That includes exercise, of course. But we need to remember the other elements of wellbeing (or wellness), too.
Most experts list six to eight categories of well-being or wellness. Here’s the breakdown provided by the International Council on Active Aging:
The US National Institutes of Health (NIH) writes “People often think about wellness in terms of physical health — nutrition, exercise, weight management, etc., but it is so much more. Wellness is a holistic integration of physical, mental, and spiritual well-being, fueling the body, engaging the mind, and nurturing the spirit.”
The University of California defines it as: “an active process of becoming aware of and making choices toward a healthy and fulfilling life. Wellness is more than being free from illness, it is a dynamic process of change and growth.”
10 Tips to Get Your Groove Back
Here are some ways to jumpstart our activity across all the aspects of wellbeing.
- Get outside. For any reason…for NO reason. Go for a walk, jog, or bike ride. Play with the dogs or grandkids. Enjoy sports or hobbies.
- Get to the gym. We are here, healthy and oh-so-happy to help you get moving again. Or, if you’ve already been joining us, then congratulations! You’ve got a leg up on so many people still attached to the couch.
- When at home, be sure to move more and sit less. Put on some fun music and dance during chores. Walk around during TV commercials.
- Call local charitable organizations, community centers, and your religious leader to see how you can help.
- Meet friends for coffee, lunch, or golf. Make new friends here in our fitness classes.
- Limit news and social media. Stay informed, but once or twice a day should do it. More than that can lead to being overwhelmed.
- Meditate or pray each day. Practice an attitude of gratitude.
- Plan a short road trip and maybe even research a longer trip if you’re ready to fly again.
- Read books. Inside, outside…daytime, nighttime. Doesn’t matter. Just read!
- Eat fresh fruits and vegetables every day.
“Habits very much influence health, well-being, and quality of life. If you change your habits for the better, you change your life for the better,” the NIH says.
Making good changes and reinforcing positive habits are helped by scheduling, accountability, convenience, and more.
In other words, being part of a gym or fitness community is an invaluable way to build the solid wellness you want and deserve.
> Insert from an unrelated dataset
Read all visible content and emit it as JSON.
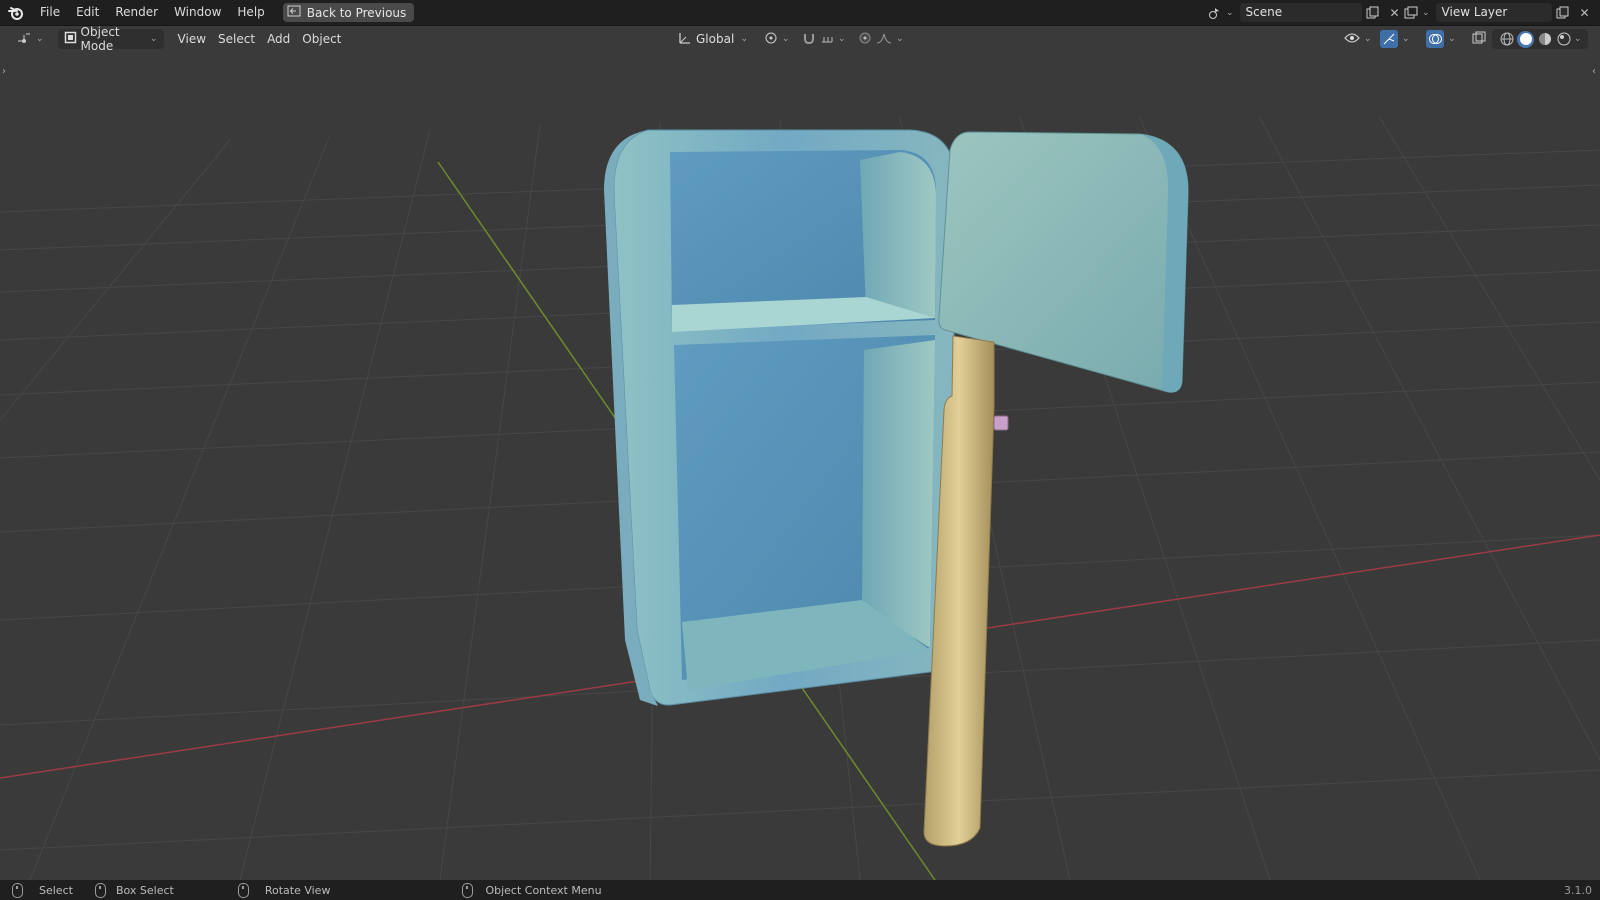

Holly Kouvo is a personal trainer, functional aging specialist, senior fitness specialist, brain health trainer, writer, and speaker.